TASK GOAL:
From the entries, copy every line that carries the string "sendgrid".
*** Opening of STORED DATA ***
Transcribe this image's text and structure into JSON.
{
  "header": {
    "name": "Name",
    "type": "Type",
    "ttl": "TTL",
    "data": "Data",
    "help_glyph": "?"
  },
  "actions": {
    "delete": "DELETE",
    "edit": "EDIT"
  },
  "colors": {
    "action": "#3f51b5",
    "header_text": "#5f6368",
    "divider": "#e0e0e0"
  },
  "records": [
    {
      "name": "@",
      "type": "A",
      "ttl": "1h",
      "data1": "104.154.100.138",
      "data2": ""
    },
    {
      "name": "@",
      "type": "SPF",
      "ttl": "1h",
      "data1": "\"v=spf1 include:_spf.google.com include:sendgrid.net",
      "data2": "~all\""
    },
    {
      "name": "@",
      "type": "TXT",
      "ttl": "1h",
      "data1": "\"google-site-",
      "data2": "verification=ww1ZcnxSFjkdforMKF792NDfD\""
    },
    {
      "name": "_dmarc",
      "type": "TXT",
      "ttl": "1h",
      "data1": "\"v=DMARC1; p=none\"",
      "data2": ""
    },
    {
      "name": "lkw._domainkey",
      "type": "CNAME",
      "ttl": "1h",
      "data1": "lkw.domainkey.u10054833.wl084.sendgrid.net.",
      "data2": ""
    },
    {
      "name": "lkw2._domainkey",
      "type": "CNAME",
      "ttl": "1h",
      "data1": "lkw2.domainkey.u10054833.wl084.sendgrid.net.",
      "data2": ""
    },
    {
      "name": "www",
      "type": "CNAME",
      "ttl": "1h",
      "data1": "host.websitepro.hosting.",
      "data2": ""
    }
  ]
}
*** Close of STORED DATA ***
SOLUTION TO THIS EXERCISE:
      "data1": "\"v=spf1 include:_spf.google.com include:sendgrid.net",
      "data1": "lkw.domainkey.u10054833.wl084.sendgrid.net.",
      "data1": "lkw2.domainkey.u10054833.wl084.sendgrid.net.",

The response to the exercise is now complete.